The letters and numbers to the left of Washington's portrait are related to the origins of the particular notes. The large seal with a letter in the middle can feature A-L, which represent the Federal Reserve bank that issued the note. According to NFOP and using the serial number, B49566515G, the meanings are quite straightforward. The letter B signifies that the New York Fed issued the note in question. The numbers are the serials, which the Atlanta Fed says are used to track the notes and identify counterfeits. The final letter is the printing run. Each serial number undergoes 26 printing runs in batches of 32 notes at the Bureau of Engraving and Printing, the Federal office that prints physical dollar notes. Thus, the letter G in the above example simply means the note was part of the seventh run of this particular serial number.

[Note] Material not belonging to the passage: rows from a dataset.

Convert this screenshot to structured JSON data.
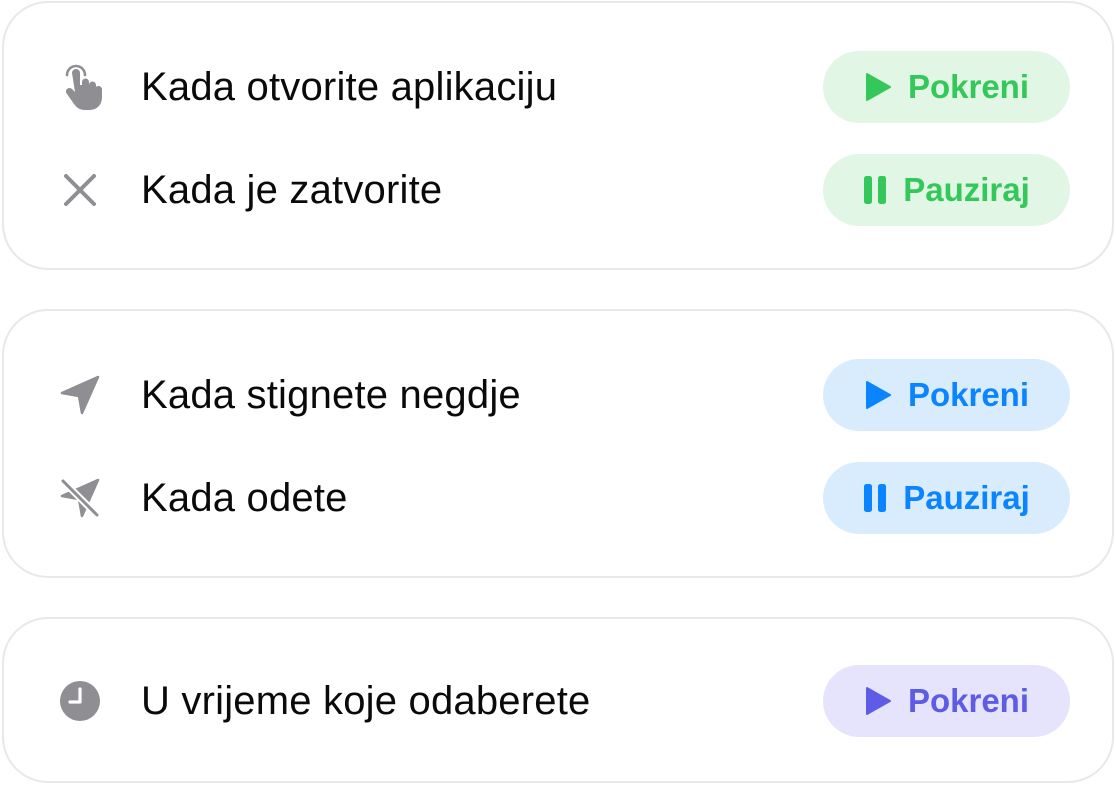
{
  "groups": [
    {
      "rows": [
        {
          "icon": "hand-tap-icon",
          "label": "Kada otvorite aplikaciju",
          "action": "Pokreni",
          "action_icon": "play-icon",
          "color": "#34c759"
        },
        {
          "icon": "close-x-icon",
          "label": "Kada je zatvorite",
          "action": "Pauziraj",
          "action_icon": "pause-icon",
          "color": "#34c759"
        }
      ]
    },
    {
      "rows": [
        {
          "icon": "location-arrow-icon",
          "label": "Kada stignete negdje",
          "action": "Pokreni",
          "action_icon": "play-icon",
          "color": "#0a84ff"
        },
        {
          "icon": "location-slash-icon",
          "label": "Kada odete",
          "action": "Pauziraj",
          "action_icon": "pause-icon",
          "color": "#0a84ff"
        }
      ]
    },
    {
      "rows": [
        {
          "icon": "clock-icon",
          "label": "U vrijeme koje odaberete",
          "action": "Pokreni",
          "action_icon": "play-icon",
          "color": "#5e5ce6"
        }
      ]
    }
  ],
  "colors": {
    "icon_gray": "#8e8e93",
    "green": "#34c759",
    "blue": "#0a84ff",
    "purple": "#5e5ce6"
  }
}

The Treasury seal

Stamped to the right of George Washington's portrait is the seal of the Department of the Treasury, which according to the same agency, was adopted in 1968. The symbolism behind the seal is straightforward. The scales represent justice, and the key represents official government authority. The single chevron emblazoned with 13 stars represents the original 13 states.

The stamp is related to the Federal Reserve Note's status as legal tender. The Treasury Department has historically stamped U.S. currency as a symbol of the government's obligation to the bearer and denoted the currency as legal tender. According to Chicago Gold Gallery, the most famous ones are the blue, yellow, and red seals. Notes with yellow or blue seals were redeemable in gold or silver respectively. The red seals, originally used in the 1860s, were U.S. government debt obligations to those who held them. In other words, whoever bore a note with a red stamp literally bore a piece of the national debt. The U.S. dollar's convertibility to gold ended for ordinary Americans in practice in 1933 and officially in 1971, along with these treasury stamps. 

Today, the stamps have been replaced with a green one. According to Investopedia, Federal Reserve Notes are backed by nothing more than U.S. government diktat, which proclaims that they are legal tender. The green treasury stamp, according to the Treasury Department, affirms this. But this is not without controversy, since proponents of sound money, according to Law and Liberty, make strong arguments for the unconstitutionality of both the Federal Reserve and the notes it issues.